An Administrator has full power over the site and can do everything related to site administration*. Administrators can create more Administrators, invite new users, remove users, and change user roles. They have complete control over posts, pages, uploaded files, comments, settings, themes, imports, exports, other users – the whole shebang.

Nothing related to site-administration is off-limits for Administrators, including deleting the entire site. This is why we recommend having only one administrator per blog.

*Note: Administrators are not able to transfer site ownership if they do not own the site. Administrators are not able to revise or manage paid upgrades that are owned by a different user on the site.


An Editor can create, edit, publish, and delete any post or page (not just their own), as well as moderate comments and manage categories, tags, and links.


An Author can create, edit, publish, and delete only their own posts, as well as upload files and images. Authors do not have access to create, modify, or delete pages, nor can they modify posts by other users. Authors can edit comments made on their posts.


A Contributor can create and edit only their own posts, but cannot publish them. When one of their posts is ready to be published, or has been revised, the Administrator needs to be notified personally by the Contributor to review it. Furthermore, once a Contributor’s post is approved and published by an Administrator, it can no longer be edited by the Contributor.

Contributors do not have the ability to upload files or images, but they can see your site’s stats.


Followers do not have any editing privileges on your site whatsoever; they are simply people who have signed up to receive updates each time you publish a new post. The only thing they can do on your site is leave comments (if you have them enabled), though they do not have to be a Follower to do so.

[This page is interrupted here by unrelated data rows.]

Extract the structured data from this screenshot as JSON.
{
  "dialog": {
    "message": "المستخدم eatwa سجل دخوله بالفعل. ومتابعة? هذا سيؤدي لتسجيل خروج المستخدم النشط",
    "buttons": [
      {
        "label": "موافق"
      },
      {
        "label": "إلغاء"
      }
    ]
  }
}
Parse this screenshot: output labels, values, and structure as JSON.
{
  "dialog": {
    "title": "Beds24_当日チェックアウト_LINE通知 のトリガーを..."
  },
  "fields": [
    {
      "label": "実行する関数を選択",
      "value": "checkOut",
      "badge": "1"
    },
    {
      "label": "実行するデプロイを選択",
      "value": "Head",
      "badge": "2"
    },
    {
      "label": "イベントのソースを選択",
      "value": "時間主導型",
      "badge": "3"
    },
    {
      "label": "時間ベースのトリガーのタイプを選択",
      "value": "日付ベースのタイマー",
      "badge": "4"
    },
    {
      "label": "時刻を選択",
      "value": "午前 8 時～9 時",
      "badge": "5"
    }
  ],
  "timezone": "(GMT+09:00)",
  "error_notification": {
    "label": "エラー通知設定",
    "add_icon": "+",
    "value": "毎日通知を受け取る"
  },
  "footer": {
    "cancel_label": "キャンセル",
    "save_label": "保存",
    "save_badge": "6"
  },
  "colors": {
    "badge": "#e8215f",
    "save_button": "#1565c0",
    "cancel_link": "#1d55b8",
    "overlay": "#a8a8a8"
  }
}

If your blog is public, anyone can follow it, but you can also send out invitations to specific people you’d like to share your blog with.

If your blog is private, nobody will be able to follow it unless you specifically invite them, at which point they become a Viewer.


Viewers are users who can only view private sites. Like Followers, Viewers do not have any editing privileges. All they can do is simply read the private site they were invited to and leave comments on it (again, only if you’ve enabled them).

Note: If someone is a Follower of your public site, and then you set that site to private, they do not automatically become a Viewer. Viewers must always be specifically invited. Viewers must also sign up to follow a private site if they would like to receive updates each time you publish a new post.

Adding Users to Your Site

If you’re an Administrator and you’d like to make someone a Contributor, Author, or Editor on your site, please follow the directions on adding users.

Important: Be mindful of the roles that you give users on your blog. For example, if you add a user as an Editor and then they delete all the posts on your blog, they have not “hacked” your site or done anything they were not permitted to do. For this reason, we recommend only adding users whom you trust to your site.

Adding Viewers to a Private Site

If you want others to be able to view your private blog (and leave comments, if you’ve enabled them) you’ll need to invite them to be a viewer.

Changing Website User Roles

As an Administrator of a blog, you can change other users’ roles by following the steps below.

  1. Head to People in your dashboard.
  2. Select the user whose role you would like to change or delete. This action will take you to a specific user page.
  3. Select the dropdown menu beneath Role, and select what role you want to assign.
  4. Click Save Changes.

Note that the blog owner’s role cannot be set to anything other than Administrator. If you want to set the blog owner to another role, you’ll need to transfer ownership of the blog to another user first.

Removing Users

As an Administrator of a blog, you can remove other users from your site by following these steps:

  1. Head to People in your dashboard.
  2. Select the user from the list.

Decide wether you would prefer to have all of that users content attributed to another user on the site or removed permanently.

If you would like it to be attributed follow these steps:

  1. Select the Attribute all content to option.
  2. Choose another user from the select a user dropdown provided that will show all available.
  3. Select the blue Delete user button that is now available.

All content that that user created for the blog will now be attributed to the new user chosen.

If you would rather remove all of that users content permanently follow these simple steps:

  1. Select the Delete all content created by option.
  2. Select the blue Delete user button that is now available.

At this point all of the users content that they have created for that blog will be removed permanently.

Hopefully this website user roles overview was helpful, but if you have further questions, comment below or contact iKANDE directly.

A special thank you to the support of the WordPress community and their explanations above.